The military takeover of Sambisa forest – The Sun
The Nigerian military gave the nation a wonderful Christmas gift on December 22 with its dislodgement of the last elements of the Boko Haram insurgency from the Sambisa Forest. It was gratifying seeing our gallant military officials holding sway at the 'Camp Zero' stronghold of the sect in the heart of the forest. The fall of Sambisa to the Nigerian military is a major milestone in the fight against the murderous insurgency that has held the nation captive for over six years.
Troops of Operation Lafia Dole displayed vital insignias of the Boko Haram group, including the flag of its leader, Abubakar Shekau, as spoils of war to an impressed audience on national television. Many Nigerians, led by President Muhammadu Buhari, have since expressed their relief and praised the gallantry of the Nigerian military. About 1,240 suspected associates and members of the dreaded sect captured in the forest were paraded before the people. They are made up of 413 men, 323 women, 251 male children and 253 female children.
We salute the Nigerian military on this remarkable success and call for even greater vigilance to maintain the hold on the forest. The military and, indeed, Nigerians in all parts of the country must remain watchful to ensure that the insurgents who escaped from the Sambisa fortress do not infiltrate civil society or build another stronghold to continue their nefarious activities. The fleeing remnants of the sect are likely to take cover in other parts of the country. The recent arrest of one of the dispersed insurgents in Ikorodu, Lagos State, and another in the Federal Capital Territory, Abuja, indicates that nowhere is immune to infiltration by the sect members. The implication of this is that we must all remain vigilant. As it is said, the price for peace is eternal vigilance.
This is certainly not the time for us to be complacent, thinking that the war against Boko Haram has been won. We are still far from that milestone. The war that the insurgents are waging against Nigeria is of the asymmetrical kind. It is one that is long drawn and fought with unconventional weapons and methods. It is also a war in which the enemy hardly ever surrenders, preferring to continue launching sporadic attacks on soft targets for as long as it can. It will, therefore, be naive for the Nigerian government and the military to drop their guards, or think that the end of the war is here already.

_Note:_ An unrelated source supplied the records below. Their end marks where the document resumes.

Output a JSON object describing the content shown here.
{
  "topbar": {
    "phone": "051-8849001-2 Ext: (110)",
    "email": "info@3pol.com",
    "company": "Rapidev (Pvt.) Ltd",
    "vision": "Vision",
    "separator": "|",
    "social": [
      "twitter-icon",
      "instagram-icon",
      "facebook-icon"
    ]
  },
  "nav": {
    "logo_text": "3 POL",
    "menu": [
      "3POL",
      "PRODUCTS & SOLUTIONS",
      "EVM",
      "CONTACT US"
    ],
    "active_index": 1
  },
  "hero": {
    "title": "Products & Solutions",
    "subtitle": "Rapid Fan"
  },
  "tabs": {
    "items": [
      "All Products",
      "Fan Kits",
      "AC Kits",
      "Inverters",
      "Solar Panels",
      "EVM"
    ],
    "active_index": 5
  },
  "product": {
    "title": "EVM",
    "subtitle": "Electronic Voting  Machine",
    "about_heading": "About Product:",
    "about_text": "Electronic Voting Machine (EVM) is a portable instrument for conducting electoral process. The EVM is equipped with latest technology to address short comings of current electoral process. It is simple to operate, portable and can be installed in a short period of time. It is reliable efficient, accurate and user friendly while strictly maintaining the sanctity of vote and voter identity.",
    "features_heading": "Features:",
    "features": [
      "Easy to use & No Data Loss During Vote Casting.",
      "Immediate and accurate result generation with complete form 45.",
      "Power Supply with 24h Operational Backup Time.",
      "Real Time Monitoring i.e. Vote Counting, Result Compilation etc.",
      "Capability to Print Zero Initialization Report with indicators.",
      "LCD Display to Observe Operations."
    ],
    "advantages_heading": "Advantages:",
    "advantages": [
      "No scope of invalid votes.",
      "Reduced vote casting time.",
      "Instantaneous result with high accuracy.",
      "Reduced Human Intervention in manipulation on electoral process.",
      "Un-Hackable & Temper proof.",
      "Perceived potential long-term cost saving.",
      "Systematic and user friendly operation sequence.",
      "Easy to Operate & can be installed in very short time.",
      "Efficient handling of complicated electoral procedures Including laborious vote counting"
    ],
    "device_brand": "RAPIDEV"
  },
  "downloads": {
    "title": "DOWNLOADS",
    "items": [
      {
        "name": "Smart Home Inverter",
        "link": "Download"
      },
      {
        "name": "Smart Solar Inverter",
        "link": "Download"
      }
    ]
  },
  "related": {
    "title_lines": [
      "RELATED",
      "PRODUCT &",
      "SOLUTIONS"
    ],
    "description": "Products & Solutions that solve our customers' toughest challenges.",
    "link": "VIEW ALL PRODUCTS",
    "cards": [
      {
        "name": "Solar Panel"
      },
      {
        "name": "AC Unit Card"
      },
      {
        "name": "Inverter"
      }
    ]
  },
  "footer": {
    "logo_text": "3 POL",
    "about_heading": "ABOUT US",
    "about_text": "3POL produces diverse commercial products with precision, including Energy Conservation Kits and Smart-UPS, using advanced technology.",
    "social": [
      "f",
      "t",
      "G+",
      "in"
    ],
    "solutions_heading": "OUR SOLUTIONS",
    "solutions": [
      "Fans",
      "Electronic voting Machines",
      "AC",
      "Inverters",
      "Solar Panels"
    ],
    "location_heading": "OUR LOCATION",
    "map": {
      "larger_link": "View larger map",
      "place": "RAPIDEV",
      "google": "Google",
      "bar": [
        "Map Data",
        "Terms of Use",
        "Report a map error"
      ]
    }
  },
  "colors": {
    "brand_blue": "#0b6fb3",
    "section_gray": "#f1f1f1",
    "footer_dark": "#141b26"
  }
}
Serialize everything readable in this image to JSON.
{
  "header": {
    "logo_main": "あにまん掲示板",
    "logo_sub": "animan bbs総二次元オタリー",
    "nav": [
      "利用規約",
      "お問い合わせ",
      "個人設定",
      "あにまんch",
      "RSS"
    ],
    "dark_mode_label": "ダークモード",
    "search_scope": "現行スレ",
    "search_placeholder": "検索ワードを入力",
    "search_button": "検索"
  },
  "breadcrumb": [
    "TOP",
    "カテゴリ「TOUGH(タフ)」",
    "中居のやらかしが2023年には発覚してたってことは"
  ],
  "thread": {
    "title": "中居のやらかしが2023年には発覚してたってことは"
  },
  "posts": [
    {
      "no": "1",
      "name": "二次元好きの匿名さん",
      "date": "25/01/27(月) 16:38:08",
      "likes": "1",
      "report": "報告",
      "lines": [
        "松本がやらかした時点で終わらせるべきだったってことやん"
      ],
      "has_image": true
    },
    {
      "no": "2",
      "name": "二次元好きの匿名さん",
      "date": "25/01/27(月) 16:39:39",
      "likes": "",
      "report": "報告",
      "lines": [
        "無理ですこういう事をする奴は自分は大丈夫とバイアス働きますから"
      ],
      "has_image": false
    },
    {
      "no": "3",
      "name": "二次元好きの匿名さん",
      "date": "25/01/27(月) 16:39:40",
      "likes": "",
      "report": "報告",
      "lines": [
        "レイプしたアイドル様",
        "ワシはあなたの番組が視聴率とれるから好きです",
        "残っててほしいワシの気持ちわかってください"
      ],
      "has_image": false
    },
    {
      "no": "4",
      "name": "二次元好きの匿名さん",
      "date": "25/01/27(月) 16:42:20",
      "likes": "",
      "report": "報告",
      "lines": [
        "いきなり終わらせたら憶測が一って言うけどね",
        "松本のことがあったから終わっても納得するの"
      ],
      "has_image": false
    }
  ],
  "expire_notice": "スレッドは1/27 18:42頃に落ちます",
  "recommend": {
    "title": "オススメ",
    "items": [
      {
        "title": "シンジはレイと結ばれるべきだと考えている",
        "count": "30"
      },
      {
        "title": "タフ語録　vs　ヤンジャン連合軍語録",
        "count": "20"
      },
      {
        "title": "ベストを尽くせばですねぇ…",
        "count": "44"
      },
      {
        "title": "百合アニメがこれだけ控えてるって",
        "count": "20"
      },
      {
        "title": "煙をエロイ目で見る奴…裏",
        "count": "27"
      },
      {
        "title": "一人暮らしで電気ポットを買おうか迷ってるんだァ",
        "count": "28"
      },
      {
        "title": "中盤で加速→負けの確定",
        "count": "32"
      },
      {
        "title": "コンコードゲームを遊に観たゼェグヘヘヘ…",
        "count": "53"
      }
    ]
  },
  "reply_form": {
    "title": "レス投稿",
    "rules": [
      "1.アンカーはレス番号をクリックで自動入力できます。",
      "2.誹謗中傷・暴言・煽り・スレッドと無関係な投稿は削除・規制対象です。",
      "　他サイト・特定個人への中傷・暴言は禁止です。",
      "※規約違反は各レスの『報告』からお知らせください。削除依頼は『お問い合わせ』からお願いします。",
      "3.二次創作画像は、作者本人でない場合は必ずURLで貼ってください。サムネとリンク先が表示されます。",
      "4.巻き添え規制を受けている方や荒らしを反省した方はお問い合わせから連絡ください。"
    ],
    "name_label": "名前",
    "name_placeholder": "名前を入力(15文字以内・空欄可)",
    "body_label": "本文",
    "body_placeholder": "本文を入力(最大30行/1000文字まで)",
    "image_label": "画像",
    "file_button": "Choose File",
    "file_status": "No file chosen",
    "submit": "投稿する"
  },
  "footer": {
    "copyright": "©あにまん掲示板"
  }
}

The insurgents are likely to be all out to prove that they are still capable of causing mass harm and misery. So, we must be at alert and ready to stop them. All security measures that have helped the country so far in the many successes it has recorded against the insurgency should be sustained. The government must continue to prioritise the welfare of the military and its collaborators in the war against this insurgency. It must also ensure that all the measures required for their continued motivation and war-effectiveness are taken.
In this wise, the para-military services, civilian JTF and the generality of the public have key roles to play. The Customs and Immigration services must heighten their surveillance of our numerous porous borders to ensure that fleeing elements of the insurgency, or new recruits, do not gain entry into the country. Citizens are called upon, too, to display the highest form of patriotism and show total commitment by ensuring that all new arrivals and suspicious movements around their homesteads and neigbourhoods are reported to the security agencies. We have lost too many valuable lives and assets to the insurgency and we cannot afford to lose more.
President Buhari once said that the war against Boko Haram cannot be said to have been won when all the Chibok girls are not yet found. He is right on that score. We are proud of the military for its achievements so far, especially the recovery of about 24 of the girls from the insurgents in the last three months. We call for the intensification of efforts in this regard so that a final closure can be brought to this festering national sore. Some 197 of the Chibok schoolgirls are yet to be accounted for. The nation must find them by all means.
We are glad that the military is ever mindful of this challenge. Getting the girls back and winning the war against Boko Haram are critical assignments that the current administration must undertake. There should be no looking back until both objectives are achieved.